[Data records]
--- START ---

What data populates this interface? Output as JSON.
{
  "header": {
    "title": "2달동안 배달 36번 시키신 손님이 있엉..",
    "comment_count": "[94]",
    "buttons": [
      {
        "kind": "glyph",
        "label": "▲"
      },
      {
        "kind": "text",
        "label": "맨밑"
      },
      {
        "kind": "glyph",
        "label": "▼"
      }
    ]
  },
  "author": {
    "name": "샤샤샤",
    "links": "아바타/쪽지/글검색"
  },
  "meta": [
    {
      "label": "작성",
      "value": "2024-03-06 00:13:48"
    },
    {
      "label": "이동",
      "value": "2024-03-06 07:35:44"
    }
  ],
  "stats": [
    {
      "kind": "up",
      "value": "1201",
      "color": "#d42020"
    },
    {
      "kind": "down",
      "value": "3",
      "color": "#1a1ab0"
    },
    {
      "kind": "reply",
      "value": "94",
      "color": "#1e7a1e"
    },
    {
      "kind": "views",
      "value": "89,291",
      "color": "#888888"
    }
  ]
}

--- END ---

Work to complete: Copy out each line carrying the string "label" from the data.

Answer to this task:
        "label": "▲"
        "label": "맨밑"
        "label": "▼"
      "label": "작성",
      "label": "이동",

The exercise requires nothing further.